▸ **What the task asks**
Find the string "Marketing" in the listing and report every line that has it.

▸ **Data for processing**

..........

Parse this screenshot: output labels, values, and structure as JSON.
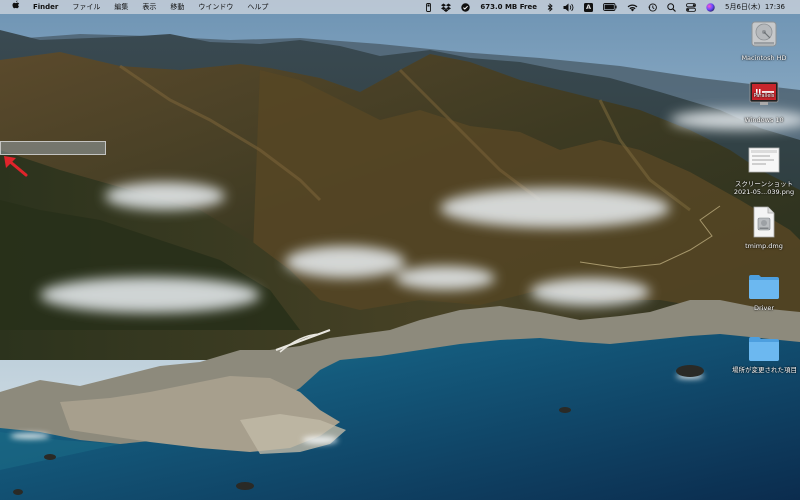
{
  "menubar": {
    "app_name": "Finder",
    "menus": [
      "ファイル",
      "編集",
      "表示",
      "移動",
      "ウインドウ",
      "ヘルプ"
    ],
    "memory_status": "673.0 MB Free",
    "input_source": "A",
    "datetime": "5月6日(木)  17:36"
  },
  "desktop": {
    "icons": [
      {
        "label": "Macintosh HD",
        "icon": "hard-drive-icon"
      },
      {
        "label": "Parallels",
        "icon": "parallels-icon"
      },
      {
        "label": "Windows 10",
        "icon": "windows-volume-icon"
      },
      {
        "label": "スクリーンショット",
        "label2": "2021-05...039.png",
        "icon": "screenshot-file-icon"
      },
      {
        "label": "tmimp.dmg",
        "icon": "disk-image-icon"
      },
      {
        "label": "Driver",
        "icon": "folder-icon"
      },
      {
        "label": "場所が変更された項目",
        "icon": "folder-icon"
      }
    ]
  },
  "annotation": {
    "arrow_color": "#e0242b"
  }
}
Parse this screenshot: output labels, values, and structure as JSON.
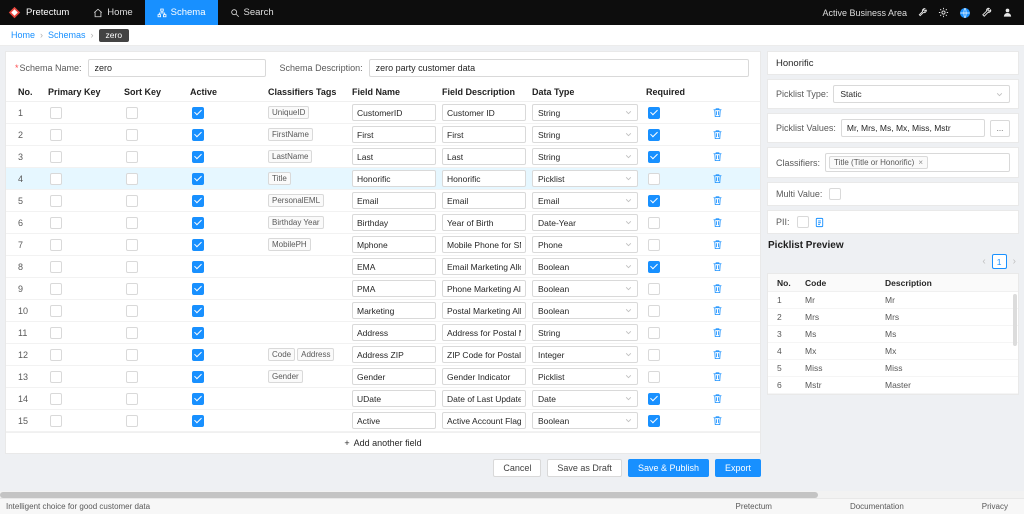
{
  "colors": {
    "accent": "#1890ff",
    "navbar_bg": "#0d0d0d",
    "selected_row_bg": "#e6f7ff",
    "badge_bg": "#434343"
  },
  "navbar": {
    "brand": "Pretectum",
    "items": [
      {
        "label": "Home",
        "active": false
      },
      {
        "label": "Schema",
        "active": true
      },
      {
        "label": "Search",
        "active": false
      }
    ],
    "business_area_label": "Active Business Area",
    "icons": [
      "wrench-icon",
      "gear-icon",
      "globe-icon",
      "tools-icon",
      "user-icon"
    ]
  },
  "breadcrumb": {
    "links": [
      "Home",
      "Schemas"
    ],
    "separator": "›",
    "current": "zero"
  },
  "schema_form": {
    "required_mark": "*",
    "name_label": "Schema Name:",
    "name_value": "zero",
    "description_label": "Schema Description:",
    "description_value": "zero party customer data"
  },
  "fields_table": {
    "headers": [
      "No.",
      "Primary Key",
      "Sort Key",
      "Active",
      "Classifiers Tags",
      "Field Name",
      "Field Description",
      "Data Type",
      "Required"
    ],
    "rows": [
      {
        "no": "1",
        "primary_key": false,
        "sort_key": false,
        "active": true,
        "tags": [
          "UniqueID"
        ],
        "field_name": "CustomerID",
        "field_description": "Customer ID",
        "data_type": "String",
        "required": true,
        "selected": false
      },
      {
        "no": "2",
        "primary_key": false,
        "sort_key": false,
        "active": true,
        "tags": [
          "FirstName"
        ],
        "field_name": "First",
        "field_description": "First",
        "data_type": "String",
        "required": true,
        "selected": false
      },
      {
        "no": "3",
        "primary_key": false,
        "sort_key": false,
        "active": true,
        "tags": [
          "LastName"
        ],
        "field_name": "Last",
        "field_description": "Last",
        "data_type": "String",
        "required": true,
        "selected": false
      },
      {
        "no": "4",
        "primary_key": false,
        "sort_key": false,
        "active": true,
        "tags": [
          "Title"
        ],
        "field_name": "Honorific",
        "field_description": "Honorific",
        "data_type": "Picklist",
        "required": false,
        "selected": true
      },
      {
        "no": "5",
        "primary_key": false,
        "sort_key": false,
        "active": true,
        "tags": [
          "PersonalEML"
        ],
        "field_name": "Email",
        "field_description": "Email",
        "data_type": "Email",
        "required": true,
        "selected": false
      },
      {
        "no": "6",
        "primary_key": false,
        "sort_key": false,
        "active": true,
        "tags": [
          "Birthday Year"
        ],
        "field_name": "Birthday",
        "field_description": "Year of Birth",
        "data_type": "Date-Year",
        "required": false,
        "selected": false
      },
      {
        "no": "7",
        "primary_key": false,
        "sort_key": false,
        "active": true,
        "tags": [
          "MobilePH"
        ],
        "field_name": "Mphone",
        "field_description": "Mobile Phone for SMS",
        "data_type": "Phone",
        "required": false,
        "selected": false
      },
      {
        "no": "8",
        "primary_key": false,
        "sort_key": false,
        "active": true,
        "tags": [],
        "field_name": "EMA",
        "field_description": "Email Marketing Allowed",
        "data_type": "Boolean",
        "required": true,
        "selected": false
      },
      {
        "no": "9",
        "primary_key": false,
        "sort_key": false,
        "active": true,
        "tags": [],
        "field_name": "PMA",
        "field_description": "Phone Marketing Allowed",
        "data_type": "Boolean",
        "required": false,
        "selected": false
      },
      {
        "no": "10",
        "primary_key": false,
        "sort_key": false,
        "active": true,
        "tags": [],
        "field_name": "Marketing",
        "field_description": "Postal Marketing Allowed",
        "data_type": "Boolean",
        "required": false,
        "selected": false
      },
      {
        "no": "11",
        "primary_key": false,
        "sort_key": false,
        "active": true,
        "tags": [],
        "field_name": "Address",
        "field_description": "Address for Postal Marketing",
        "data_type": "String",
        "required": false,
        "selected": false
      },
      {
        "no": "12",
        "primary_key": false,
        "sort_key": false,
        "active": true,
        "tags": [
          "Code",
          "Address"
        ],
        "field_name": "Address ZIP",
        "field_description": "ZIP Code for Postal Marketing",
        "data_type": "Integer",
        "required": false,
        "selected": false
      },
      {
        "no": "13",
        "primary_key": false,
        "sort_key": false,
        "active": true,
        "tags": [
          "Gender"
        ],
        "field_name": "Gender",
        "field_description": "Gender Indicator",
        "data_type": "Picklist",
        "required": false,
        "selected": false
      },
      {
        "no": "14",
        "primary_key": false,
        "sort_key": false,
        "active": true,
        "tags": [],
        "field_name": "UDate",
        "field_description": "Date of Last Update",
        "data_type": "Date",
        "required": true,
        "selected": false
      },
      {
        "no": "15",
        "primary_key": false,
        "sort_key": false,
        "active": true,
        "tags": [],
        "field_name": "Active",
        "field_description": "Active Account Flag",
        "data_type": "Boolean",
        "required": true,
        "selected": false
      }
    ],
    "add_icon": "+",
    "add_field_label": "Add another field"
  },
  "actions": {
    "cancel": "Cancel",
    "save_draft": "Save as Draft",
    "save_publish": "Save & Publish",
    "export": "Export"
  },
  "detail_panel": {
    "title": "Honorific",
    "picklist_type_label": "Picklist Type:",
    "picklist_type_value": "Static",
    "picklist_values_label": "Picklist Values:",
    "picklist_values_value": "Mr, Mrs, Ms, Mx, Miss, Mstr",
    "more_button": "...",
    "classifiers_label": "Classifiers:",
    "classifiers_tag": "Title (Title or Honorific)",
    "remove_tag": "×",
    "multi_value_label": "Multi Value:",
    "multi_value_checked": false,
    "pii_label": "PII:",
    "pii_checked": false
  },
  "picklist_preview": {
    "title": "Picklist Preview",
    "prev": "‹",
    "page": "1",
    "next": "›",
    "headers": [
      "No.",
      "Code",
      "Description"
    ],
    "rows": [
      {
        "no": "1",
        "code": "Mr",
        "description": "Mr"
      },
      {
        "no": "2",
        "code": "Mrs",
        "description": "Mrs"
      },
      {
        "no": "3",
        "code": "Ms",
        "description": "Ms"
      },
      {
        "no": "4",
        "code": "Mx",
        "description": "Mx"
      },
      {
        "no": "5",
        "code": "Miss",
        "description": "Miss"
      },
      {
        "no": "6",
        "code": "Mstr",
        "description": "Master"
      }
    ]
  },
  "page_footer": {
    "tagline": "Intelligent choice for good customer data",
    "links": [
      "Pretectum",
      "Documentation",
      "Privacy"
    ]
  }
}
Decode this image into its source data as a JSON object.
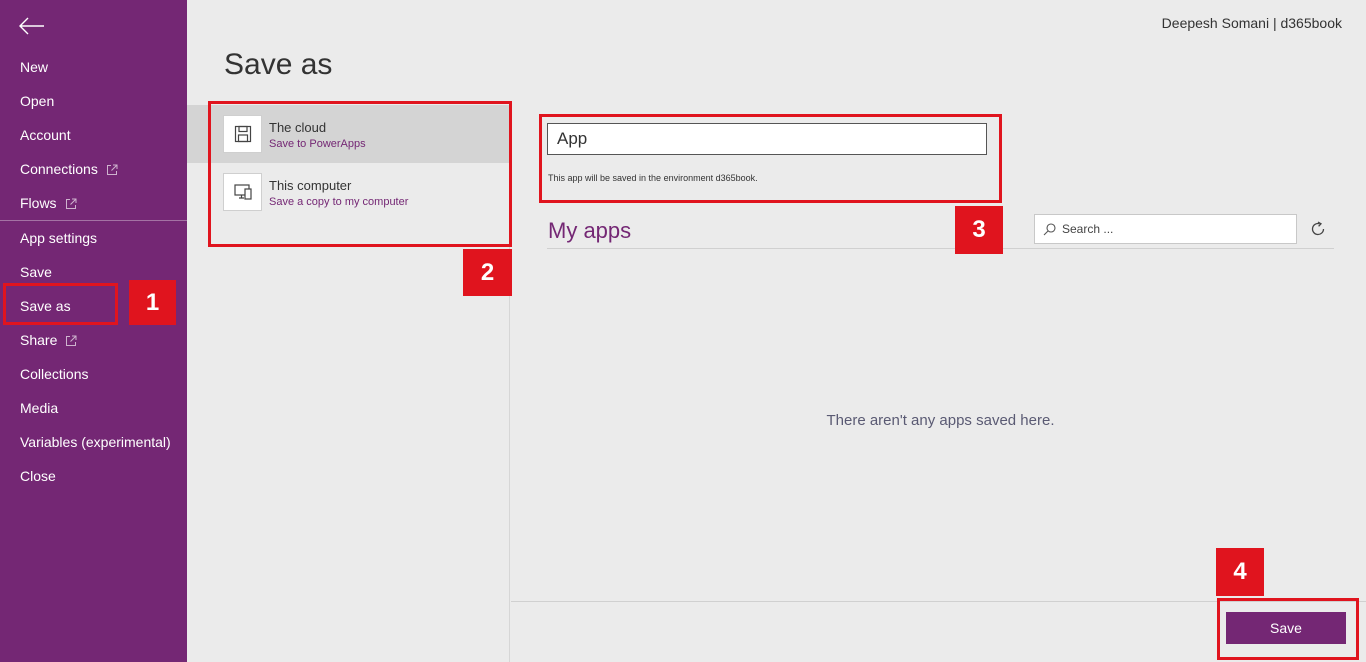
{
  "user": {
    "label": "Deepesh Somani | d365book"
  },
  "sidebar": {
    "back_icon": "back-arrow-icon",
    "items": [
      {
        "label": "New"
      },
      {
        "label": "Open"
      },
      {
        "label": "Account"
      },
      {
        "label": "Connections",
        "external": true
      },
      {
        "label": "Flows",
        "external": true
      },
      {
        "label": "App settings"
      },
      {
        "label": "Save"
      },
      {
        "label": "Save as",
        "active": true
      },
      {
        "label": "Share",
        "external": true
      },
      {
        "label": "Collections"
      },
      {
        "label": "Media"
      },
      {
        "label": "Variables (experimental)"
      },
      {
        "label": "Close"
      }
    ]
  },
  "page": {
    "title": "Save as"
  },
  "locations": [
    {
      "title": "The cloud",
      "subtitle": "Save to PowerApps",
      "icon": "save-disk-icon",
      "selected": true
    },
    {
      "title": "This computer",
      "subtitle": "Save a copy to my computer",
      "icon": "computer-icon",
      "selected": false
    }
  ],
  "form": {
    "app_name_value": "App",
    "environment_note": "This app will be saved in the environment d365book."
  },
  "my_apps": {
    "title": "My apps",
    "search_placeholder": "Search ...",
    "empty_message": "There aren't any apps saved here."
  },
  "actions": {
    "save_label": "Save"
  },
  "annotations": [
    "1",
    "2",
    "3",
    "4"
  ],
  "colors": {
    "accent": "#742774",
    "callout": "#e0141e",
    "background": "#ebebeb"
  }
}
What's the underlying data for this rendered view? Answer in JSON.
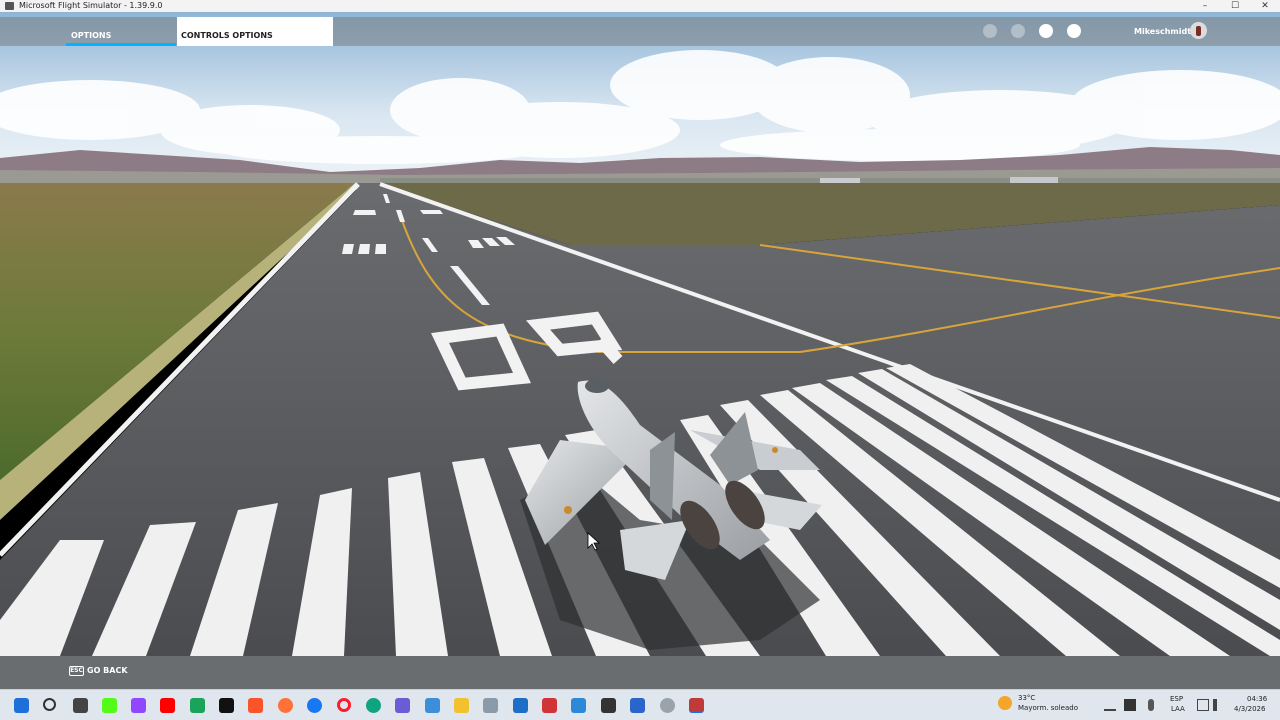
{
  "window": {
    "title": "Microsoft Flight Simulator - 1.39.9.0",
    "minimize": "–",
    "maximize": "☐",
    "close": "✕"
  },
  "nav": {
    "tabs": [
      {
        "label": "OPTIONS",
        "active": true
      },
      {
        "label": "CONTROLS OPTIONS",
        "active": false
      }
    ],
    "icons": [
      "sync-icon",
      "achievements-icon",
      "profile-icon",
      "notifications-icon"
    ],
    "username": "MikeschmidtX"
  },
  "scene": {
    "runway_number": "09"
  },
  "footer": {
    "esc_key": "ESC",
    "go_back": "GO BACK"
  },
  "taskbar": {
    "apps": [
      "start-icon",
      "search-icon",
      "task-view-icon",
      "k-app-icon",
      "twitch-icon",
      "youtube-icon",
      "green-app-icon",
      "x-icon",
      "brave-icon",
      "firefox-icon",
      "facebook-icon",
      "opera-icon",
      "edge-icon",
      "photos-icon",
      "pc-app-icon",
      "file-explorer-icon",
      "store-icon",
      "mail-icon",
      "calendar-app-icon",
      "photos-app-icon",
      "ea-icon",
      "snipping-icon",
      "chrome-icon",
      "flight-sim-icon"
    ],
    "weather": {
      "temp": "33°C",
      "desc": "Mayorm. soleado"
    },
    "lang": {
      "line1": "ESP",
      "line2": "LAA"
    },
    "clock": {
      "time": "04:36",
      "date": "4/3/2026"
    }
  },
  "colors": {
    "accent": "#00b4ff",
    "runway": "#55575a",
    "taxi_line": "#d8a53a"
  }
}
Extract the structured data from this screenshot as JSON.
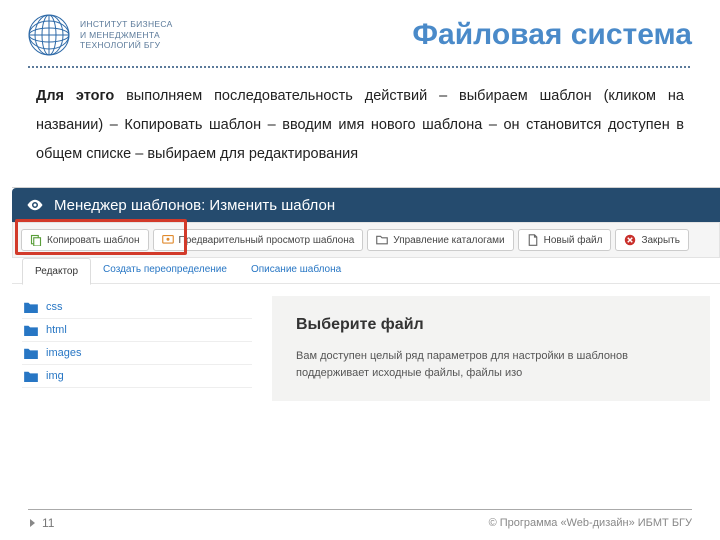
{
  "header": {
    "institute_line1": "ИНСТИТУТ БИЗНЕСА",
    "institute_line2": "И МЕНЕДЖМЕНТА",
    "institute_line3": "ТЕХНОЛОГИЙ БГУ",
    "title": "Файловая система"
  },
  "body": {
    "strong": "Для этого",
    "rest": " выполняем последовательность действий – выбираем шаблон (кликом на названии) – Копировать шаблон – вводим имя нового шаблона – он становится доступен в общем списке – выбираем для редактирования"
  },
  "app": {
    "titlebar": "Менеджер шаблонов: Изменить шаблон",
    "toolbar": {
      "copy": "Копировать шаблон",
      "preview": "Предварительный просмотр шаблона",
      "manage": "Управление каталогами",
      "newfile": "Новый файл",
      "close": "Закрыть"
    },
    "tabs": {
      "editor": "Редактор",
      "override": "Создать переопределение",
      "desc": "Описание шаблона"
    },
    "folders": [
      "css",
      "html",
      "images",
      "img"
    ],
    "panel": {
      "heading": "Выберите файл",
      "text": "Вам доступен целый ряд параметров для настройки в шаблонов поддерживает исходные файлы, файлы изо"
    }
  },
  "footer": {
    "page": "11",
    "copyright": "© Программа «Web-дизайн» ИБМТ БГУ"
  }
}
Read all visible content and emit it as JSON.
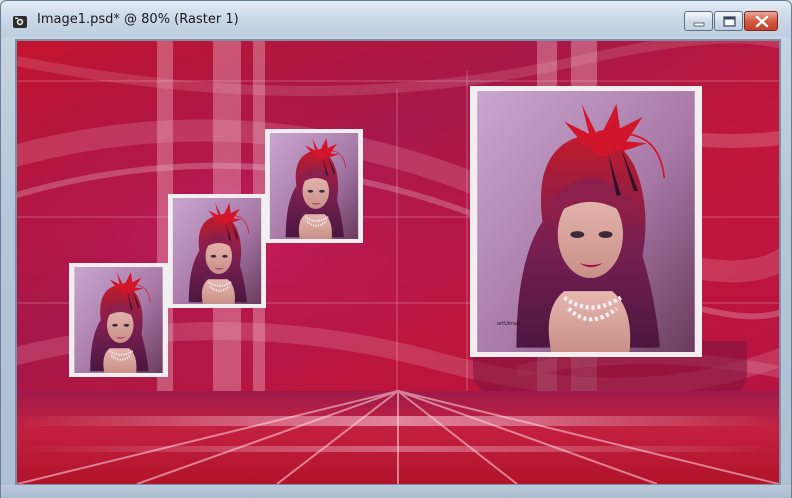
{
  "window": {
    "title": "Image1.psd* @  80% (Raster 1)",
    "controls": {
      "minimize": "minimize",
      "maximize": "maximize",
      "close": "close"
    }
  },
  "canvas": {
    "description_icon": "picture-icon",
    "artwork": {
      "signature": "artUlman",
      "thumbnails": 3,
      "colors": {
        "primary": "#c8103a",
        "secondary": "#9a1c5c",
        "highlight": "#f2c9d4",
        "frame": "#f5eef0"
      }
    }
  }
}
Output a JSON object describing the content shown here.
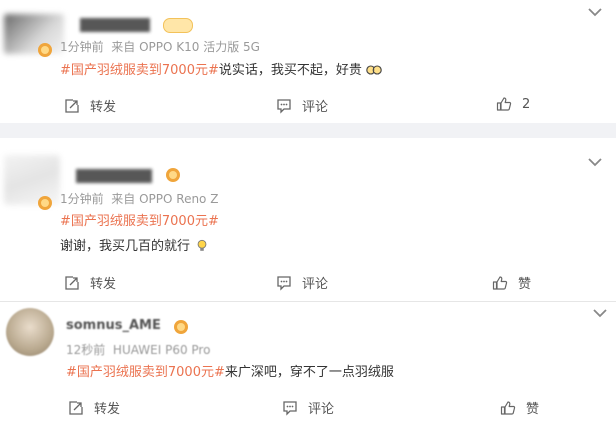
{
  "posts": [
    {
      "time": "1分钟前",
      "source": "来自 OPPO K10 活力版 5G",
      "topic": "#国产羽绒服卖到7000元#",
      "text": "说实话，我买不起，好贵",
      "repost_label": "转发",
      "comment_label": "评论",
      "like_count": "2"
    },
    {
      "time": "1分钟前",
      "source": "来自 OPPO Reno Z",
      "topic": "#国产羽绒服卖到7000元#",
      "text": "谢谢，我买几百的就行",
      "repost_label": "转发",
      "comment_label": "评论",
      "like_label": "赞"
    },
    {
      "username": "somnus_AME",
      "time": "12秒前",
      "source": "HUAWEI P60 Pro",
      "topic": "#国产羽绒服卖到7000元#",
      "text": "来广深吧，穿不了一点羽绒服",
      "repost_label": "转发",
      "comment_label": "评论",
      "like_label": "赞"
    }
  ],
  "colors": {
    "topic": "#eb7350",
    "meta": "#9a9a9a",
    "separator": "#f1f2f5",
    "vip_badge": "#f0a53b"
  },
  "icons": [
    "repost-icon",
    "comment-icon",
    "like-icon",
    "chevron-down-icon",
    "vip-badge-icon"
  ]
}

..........

▸ **Answer space**
        "field_description": "Email Marketing Allowed",
        "field_description": "Phone Marketing Allowed",
        "field_name": "Marketing",
        "field_description": "Postal Marketing Allowed",
        "field_description": "Address for Postal Marketing",
        "field_description": "ZIP Code for Postal Marketing",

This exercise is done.